- Opening Delimiter -

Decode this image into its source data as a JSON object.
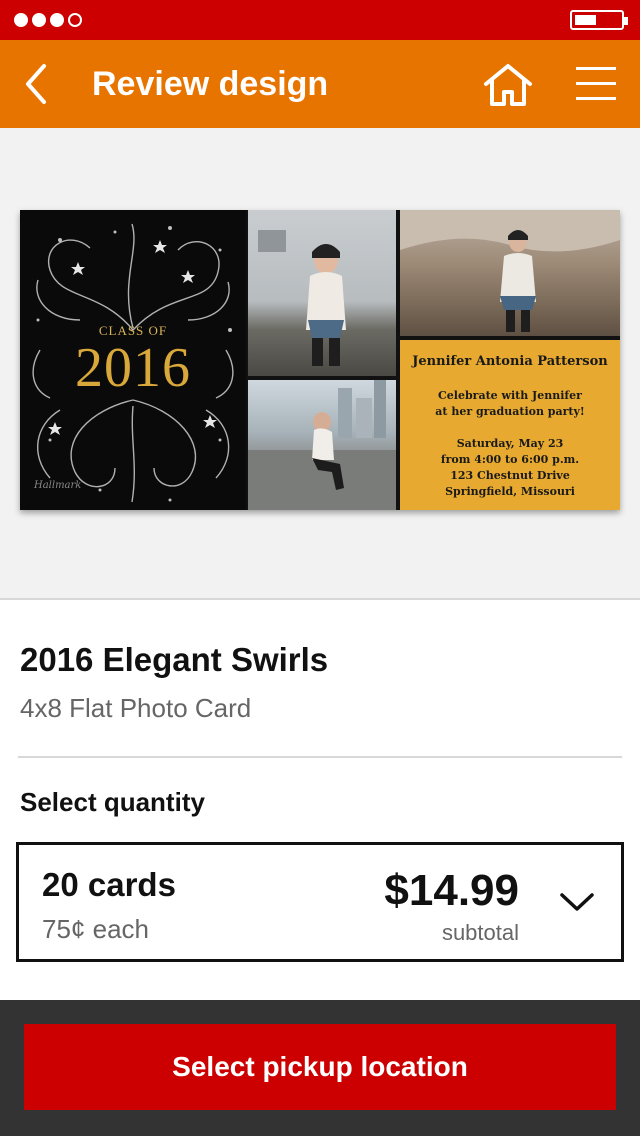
{
  "status_bar": {
    "signal_dots": 4,
    "signal_filled": 3,
    "battery_level": 0.45
  },
  "nav": {
    "title": "Review design",
    "back_icon": "chevron-left-icon",
    "home_icon": "home-icon",
    "menu_icon": "hamburger-menu-icon"
  },
  "card_preview": {
    "class_of": "CLASS OF",
    "year": "2016",
    "brand_mark": "Hallmark",
    "name": "Jennifer Antonia Patterson",
    "invite_line1": "Celebrate with Jennifer",
    "invite_line2": "at her graduation party!",
    "date": "Saturday, May 23",
    "time": "from 4:00 to 6:00 p.m.",
    "address": "123 Chestnut Drive",
    "city": "Springfield, Missouri",
    "colors": {
      "panel": "#e7a92f",
      "gold": "#d9a83a"
    }
  },
  "product": {
    "title": "2016 Elegant Swirls",
    "subtitle": "4x8 Flat Photo Card"
  },
  "quantity": {
    "label": "Select quantity",
    "count": "20 cards",
    "each": "75¢ each",
    "price": "$14.99",
    "price_note": "subtotal",
    "chevron_icon": "chevron-down-icon"
  },
  "footer": {
    "cta_label": "Select pickup location"
  },
  "colors": {
    "status_bar": "#cc0000",
    "nav_bar": "#e87400",
    "cta": "#cc0000",
    "footer_bg": "#333333"
  }
}
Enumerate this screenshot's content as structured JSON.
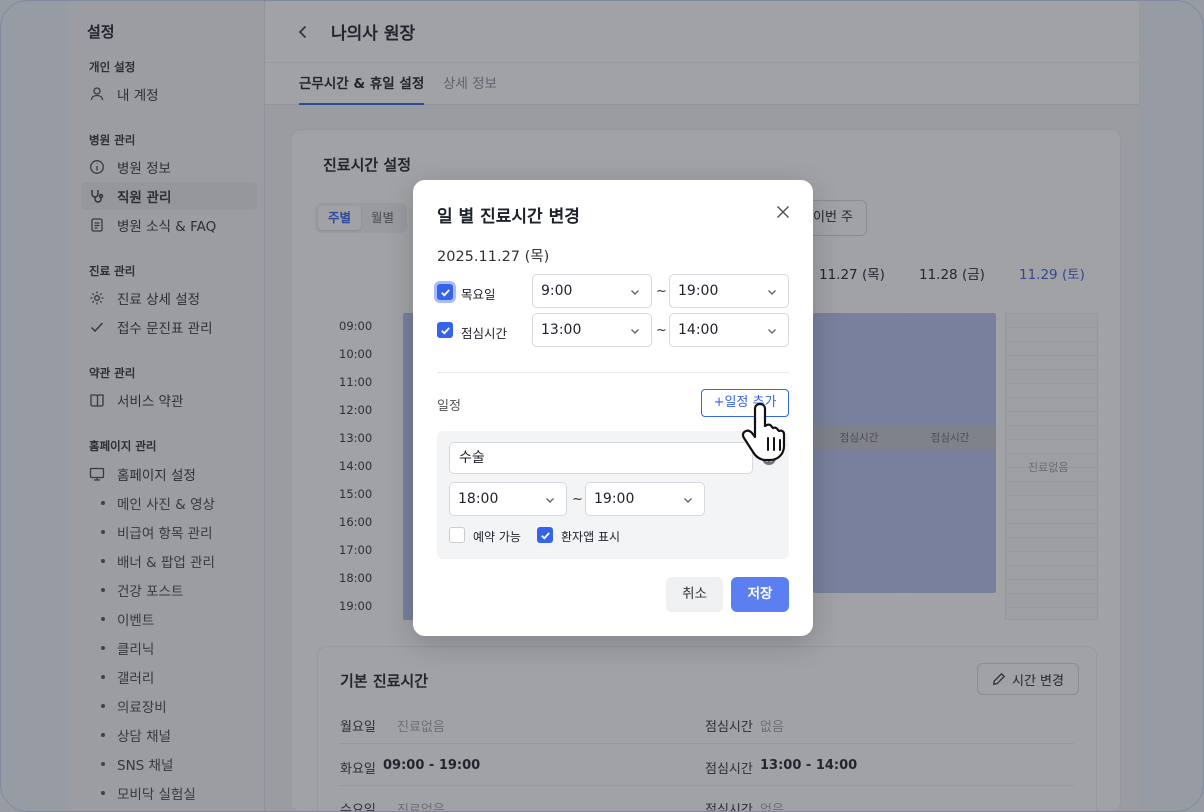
{
  "sidebar": {
    "title": "설정",
    "sections": [
      {
        "label": "개인 설정"
      },
      {
        "label": "병원 관리"
      },
      {
        "label": "진료 관리"
      },
      {
        "label": "약관 관리"
      },
      {
        "label": "홈페이지 관리"
      }
    ],
    "items": [
      {
        "label": "내 계정",
        "icon": "user-icon"
      },
      {
        "label": "병원 정보",
        "icon": "info-icon"
      },
      {
        "label": "직원 관리",
        "icon": "stethoscope-icon"
      },
      {
        "label": "병원 소식 & FAQ",
        "icon": "document-icon"
      },
      {
        "label": "진료 상세 설정",
        "icon": "gear-icon"
      },
      {
        "label": "접수 문진표 관리",
        "icon": "check-icon"
      },
      {
        "label": "서비스 약관",
        "icon": "book-icon"
      },
      {
        "label": "홈페이지 설정",
        "icon": "monitor-icon"
      }
    ],
    "subitems": [
      "메인 사진 & 영상",
      "비급여 항목 관리",
      "배너 & 팝업 관리",
      "건강 포스트",
      "이벤트",
      "클리닉",
      "갤러리",
      "의료장비",
      "상담 채널",
      "SNS 채널",
      "모비닥 실험실"
    ]
  },
  "header": {
    "title": "나의사 원장"
  },
  "tabs": [
    "근무시간 & 휴일 설정",
    "상세 정보"
  ],
  "schedule": {
    "title": "진료시간 설정",
    "view_options": [
      "주별",
      "월별"
    ],
    "this_week": "이번 주",
    "days": [
      "11.27 (목)",
      "11.28 (금)",
      "11.29 (토)"
    ],
    "hours": [
      "09:00",
      "10:00",
      "11:00",
      "12:00",
      "13:00",
      "14:00",
      "15:00",
      "16:00",
      "17:00",
      "18:00",
      "19:00"
    ],
    "lunch_label": "점심시간",
    "empty_label": "진료없음"
  },
  "base_hours": {
    "title": "기본 진료시간",
    "edit_label": "시간 변경",
    "rows": [
      {
        "day": "월요일",
        "hours": "진료없음",
        "lunch_label": "점심시간",
        "lunch": "없음"
      },
      {
        "day": "화요일",
        "hours": "09:00 - 19:00",
        "lunch_label": "점심시간",
        "lunch": "13:00 - 14:00"
      },
      {
        "day": "수요일",
        "hours": "진료없음",
        "lunch_label": "점심시간",
        "lunch": "없음"
      }
    ]
  },
  "modal": {
    "title": "일 별 진료시간 변경",
    "date": "2025.11.27 (목)",
    "work_label": "목요일",
    "work_start": "9:00",
    "work_end": "19:00",
    "lunch_label": "점심시간",
    "lunch_start": "13:00",
    "lunch_end": "14:00",
    "tilde": "~",
    "schedule_label": "일정",
    "add_label": "+일정 추가",
    "event_name": "수술",
    "event_start": "18:00",
    "event_end": "19:00",
    "reservable_label": "예약 가능",
    "reservable": false,
    "show_app_label": "환자앱 표시",
    "show_app": true,
    "cancel_label": "취소",
    "save_label": "저장"
  },
  "colors": {
    "accent": "#3563e9",
    "save": "#5b7ff0",
    "slot": "#b7c2ef"
  }
}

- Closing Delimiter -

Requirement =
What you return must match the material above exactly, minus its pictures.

Response to the exercise =
Decode this image into its source data as a JSON object.
{
  "status_bar": {
    "signal_dots": 4,
    "signal_filled": 3,
    "battery_level": 0.45
  },
  "nav": {
    "title": "Review design",
    "back_icon": "chevron-left-icon",
    "home_icon": "home-icon",
    "menu_icon": "hamburger-menu-icon"
  },
  "card_preview": {
    "class_of": "CLASS OF",
    "year": "2016",
    "brand_mark": "Hallmark",
    "name": "Jennifer Antonia Patterson",
    "invite_line1": "Celebrate with Jennifer",
    "invite_line2": "at her graduation party!",
    "date": "Saturday, May 23",
    "time": "from 4:00 to 6:00 p.m.",
    "address": "123 Chestnut Drive",
    "city": "Springfield, Missouri",
    "colors": {
      "panel": "#e7a92f",
      "gold": "#d9a83a"
    }
  },
  "product": {
    "title": "2016 Elegant Swirls",
    "subtitle": "4x8 Flat Photo Card"
  },
  "quantity": {
    "label": "Select quantity",
    "count": "20 cards",
    "each": "75¢ each",
    "price": "$14.99",
    "price_note": "subtotal",
    "chevron_icon": "chevron-down-icon"
  },
  "footer": {
    "cta_label": "Select pickup location"
  },
  "colors": {
    "status_bar": "#cc0000",
    "nav_bar": "#e87400",
    "cta": "#cc0000",
    "footer_bg": "#333333"
  }
}
Enumerate this screenshot's content as structured JSON.
{
  "sidebar": {
    "title": "설정",
    "sections": [
      {
        "label": "개인 설정"
      },
      {
        "label": "병원 관리"
      },
      {
        "label": "진료 관리"
      },
      {
        "label": "약관 관리"
      },
      {
        "label": "홈페이지 관리"
      }
    ],
    "items": [
      {
        "label": "내 계정",
        "icon": "user-icon"
      },
      {
        "label": "병원 정보",
        "icon": "info-icon"
      },
      {
        "label": "직원 관리",
        "icon": "stethoscope-icon"
      },
      {
        "label": "병원 소식 & FAQ",
        "icon": "document-icon"
      },
      {
        "label": "진료 상세 설정",
        "icon": "gear-icon"
      },
      {
        "label": "접수 문진표 관리",
        "icon": "check-icon"
      },
      {
        "label": "서비스 약관",
        "icon": "book-icon"
      },
      {
        "label": "홈페이지 설정",
        "icon": "monitor-icon"
      }
    ],
    "subitems": [
      "메인 사진 & 영상",
      "비급여 항목 관리",
      "배너 & 팝업 관리",
      "건강 포스트",
      "이벤트",
      "클리닉",
      "갤러리",
      "의료장비",
      "상담 채널",
      "SNS 채널",
      "모비닥 실험실"
    ]
  },
  "header": {
    "title": "나의사 원장"
  },
  "tabs": [
    "근무시간 & 휴일 설정",
    "상세 정보"
  ],
  "schedule": {
    "title": "진료시간 설정",
    "view_options": [
      "주별",
      "월별"
    ],
    "this_week": "이번 주",
    "days": [
      "11.27 (목)",
      "11.28 (금)",
      "11.29 (토)"
    ],
    "hours": [
      "09:00",
      "10:00",
      "11:00",
      "12:00",
      "13:00",
      "14:00",
      "15:00",
      "16:00",
      "17:00",
      "18:00",
      "19:00"
    ],
    "lunch_label": "점심시간",
    "empty_label": "진료없음"
  },
  "base_hours": {
    "title": "기본 진료시간",
    "edit_label": "시간 변경",
    "rows": [
      {
        "day": "월요일",
        "hours": "진료없음",
        "lunch_label": "점심시간",
        "lunch": "없음"
      },
      {
        "day": "화요일",
        "hours": "09:00 - 19:00",
        "lunch_label": "점심시간",
        "lunch": "13:00 - 14:00"
      },
      {
        "day": "수요일",
        "hours": "진료없음",
        "lunch_label": "점심시간",
        "lunch": "없음"
      }
    ]
  },
  "modal": {
    "title": "일 별 진료시간 변경",
    "date": "2025.11.27 (목)",
    "work_label": "목요일",
    "work_start": "9:00",
    "work_end": "19:00",
    "lunch_label": "점심시간",
    "lunch_start": "13:00",
    "lunch_end": "14:00",
    "tilde": "~",
    "schedule_label": "일정",
    "add_label": "+일정 추가",
    "event_name": "수술",
    "event_start": "18:00",
    "event_end": "19:00",
    "reservable_label": "예약 가능",
    "reservable": false,
    "show_app_label": "환자앱 표시",
    "show_app": true,
    "cancel_label": "취소",
    "save_label": "저장"
  },
  "colors": {
    "accent": "#3563e9",
    "save": "#5b7ff0",
    "slot": "#b7c2ef"
  }
}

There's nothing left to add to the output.